## Exercise aim
From the records below, copy every line that contains the word "Output".
Dataset records below:
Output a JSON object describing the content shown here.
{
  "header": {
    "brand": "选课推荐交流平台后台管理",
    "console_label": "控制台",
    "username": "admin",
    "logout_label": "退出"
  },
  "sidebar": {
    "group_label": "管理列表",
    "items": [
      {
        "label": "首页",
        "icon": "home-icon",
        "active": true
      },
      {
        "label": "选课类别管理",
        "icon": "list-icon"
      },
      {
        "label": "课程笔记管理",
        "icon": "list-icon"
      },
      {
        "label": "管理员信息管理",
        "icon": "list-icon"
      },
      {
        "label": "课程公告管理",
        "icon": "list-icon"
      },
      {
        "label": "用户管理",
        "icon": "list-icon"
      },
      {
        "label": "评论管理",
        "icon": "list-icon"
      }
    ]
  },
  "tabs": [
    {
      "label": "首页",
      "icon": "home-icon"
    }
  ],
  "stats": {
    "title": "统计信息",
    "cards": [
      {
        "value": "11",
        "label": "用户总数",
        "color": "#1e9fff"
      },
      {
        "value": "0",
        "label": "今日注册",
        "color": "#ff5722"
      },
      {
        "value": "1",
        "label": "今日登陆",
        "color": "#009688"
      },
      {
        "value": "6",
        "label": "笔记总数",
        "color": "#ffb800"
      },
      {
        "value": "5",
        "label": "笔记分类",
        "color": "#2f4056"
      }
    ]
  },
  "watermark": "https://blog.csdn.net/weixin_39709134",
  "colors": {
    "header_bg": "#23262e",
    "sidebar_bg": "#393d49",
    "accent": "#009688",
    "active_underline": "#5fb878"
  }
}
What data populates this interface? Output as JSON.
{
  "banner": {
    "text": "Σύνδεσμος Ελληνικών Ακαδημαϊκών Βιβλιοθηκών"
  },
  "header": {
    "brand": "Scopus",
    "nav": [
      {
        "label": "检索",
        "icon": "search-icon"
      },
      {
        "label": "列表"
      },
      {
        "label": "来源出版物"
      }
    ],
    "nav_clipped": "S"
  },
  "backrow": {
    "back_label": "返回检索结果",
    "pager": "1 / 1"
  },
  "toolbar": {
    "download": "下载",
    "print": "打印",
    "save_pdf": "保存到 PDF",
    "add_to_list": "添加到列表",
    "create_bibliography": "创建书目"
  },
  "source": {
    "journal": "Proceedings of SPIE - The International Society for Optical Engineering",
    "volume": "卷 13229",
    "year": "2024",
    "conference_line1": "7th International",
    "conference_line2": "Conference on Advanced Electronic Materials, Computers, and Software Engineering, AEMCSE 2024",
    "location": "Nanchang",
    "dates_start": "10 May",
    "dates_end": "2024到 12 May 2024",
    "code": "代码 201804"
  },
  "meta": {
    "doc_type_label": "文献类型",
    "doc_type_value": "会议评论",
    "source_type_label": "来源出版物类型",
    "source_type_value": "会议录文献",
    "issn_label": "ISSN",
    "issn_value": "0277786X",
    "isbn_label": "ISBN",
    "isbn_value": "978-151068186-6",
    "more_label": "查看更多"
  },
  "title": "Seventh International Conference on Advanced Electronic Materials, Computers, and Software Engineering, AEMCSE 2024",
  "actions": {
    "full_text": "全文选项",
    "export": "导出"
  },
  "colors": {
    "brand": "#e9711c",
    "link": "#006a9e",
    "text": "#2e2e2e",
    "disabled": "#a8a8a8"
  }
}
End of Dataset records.
## Answer to the problem
Output a JSON object describing the content shown here.
What data populates this interface? Output as JSON.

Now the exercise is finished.